Please count the lines in the data below that hold the word "this", and give only the number.

START Excerpted records

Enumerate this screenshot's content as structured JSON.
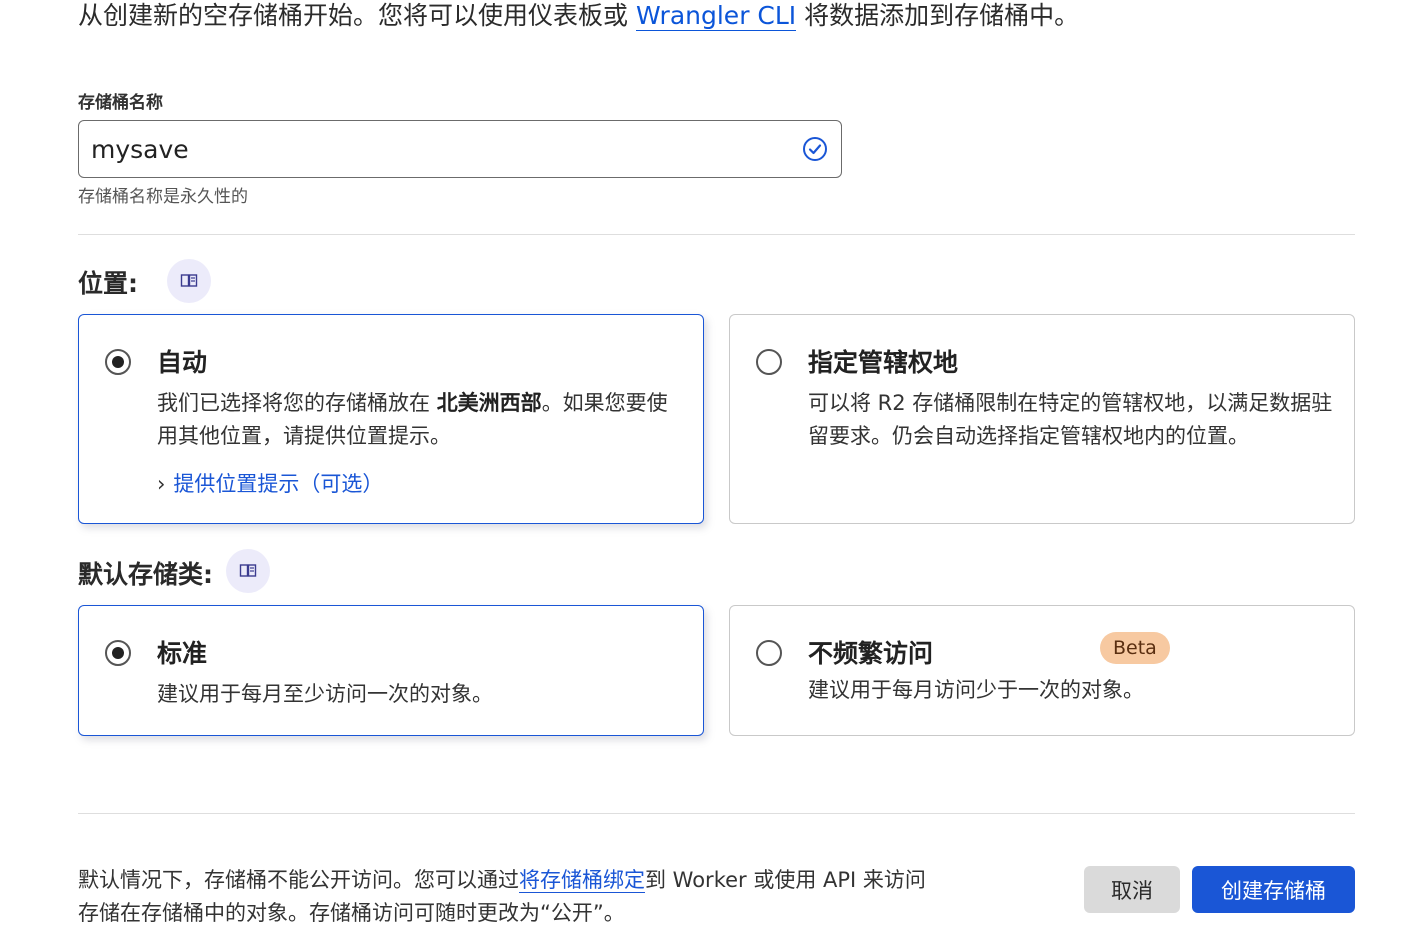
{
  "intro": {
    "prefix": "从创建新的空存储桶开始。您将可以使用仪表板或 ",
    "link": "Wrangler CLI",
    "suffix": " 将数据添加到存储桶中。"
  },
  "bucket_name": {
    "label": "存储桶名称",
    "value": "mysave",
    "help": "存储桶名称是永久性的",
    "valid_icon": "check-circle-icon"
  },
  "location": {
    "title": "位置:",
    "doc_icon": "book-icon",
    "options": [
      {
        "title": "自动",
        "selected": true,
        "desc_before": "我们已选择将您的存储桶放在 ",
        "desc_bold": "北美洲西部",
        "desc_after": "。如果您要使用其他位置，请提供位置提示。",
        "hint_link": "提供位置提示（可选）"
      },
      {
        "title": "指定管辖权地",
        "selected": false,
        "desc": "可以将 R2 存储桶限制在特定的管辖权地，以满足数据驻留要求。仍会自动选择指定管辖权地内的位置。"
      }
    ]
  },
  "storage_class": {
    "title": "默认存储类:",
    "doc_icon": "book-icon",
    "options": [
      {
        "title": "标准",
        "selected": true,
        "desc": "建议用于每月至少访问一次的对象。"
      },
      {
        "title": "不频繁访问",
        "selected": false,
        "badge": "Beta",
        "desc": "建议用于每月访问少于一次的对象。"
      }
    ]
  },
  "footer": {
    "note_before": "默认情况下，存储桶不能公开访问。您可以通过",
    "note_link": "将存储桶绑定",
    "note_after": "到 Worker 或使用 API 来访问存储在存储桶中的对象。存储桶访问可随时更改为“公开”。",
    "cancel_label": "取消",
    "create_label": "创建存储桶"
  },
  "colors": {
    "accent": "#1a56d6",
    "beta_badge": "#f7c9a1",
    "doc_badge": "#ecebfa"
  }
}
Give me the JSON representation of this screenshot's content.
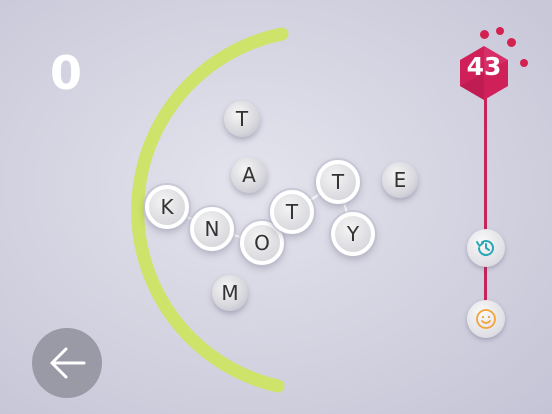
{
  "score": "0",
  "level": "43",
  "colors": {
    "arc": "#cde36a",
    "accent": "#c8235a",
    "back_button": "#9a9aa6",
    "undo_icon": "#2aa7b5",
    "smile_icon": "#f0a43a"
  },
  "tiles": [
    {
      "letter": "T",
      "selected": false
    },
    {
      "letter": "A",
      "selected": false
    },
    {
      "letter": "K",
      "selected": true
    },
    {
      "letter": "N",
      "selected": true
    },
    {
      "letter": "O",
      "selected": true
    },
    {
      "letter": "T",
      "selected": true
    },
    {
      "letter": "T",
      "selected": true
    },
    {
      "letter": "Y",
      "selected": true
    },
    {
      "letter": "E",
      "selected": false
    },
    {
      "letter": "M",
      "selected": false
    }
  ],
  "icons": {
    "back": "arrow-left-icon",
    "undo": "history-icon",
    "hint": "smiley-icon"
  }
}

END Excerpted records
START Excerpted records

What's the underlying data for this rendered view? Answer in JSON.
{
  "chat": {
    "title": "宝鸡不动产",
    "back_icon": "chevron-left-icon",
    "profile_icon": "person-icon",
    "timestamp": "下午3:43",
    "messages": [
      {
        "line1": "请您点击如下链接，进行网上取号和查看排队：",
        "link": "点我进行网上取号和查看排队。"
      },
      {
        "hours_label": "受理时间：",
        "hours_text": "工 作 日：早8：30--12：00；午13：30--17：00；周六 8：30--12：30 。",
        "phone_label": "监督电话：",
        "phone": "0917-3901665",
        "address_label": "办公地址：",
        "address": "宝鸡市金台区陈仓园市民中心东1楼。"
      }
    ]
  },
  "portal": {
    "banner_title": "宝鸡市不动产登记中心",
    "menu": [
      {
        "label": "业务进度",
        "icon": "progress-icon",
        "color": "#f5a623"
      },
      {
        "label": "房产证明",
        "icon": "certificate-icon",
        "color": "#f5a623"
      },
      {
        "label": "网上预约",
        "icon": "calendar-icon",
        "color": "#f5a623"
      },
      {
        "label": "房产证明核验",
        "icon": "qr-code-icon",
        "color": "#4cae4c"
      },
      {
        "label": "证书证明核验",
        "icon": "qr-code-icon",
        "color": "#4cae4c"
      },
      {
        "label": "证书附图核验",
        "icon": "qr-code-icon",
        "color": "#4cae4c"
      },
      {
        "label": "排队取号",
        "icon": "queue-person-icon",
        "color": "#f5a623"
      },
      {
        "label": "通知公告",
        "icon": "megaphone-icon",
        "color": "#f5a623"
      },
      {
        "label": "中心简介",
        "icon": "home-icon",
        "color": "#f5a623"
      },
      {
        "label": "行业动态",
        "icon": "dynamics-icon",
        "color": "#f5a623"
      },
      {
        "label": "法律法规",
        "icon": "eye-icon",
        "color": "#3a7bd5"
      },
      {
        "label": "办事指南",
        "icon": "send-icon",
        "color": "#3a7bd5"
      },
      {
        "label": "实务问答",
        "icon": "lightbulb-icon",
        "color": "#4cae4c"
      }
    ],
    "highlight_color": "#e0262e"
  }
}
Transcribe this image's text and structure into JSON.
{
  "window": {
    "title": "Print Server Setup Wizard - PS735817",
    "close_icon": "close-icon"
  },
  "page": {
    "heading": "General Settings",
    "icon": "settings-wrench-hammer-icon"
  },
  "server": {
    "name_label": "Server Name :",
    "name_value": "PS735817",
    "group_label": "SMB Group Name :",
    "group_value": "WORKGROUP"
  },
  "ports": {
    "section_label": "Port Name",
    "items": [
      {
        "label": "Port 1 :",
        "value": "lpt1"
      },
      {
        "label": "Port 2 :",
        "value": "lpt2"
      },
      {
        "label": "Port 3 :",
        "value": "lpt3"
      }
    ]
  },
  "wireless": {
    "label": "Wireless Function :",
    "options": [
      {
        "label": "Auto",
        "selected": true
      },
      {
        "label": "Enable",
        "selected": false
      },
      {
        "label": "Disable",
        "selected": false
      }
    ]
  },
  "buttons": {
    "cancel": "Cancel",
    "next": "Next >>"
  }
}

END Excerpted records

## Your solution:
4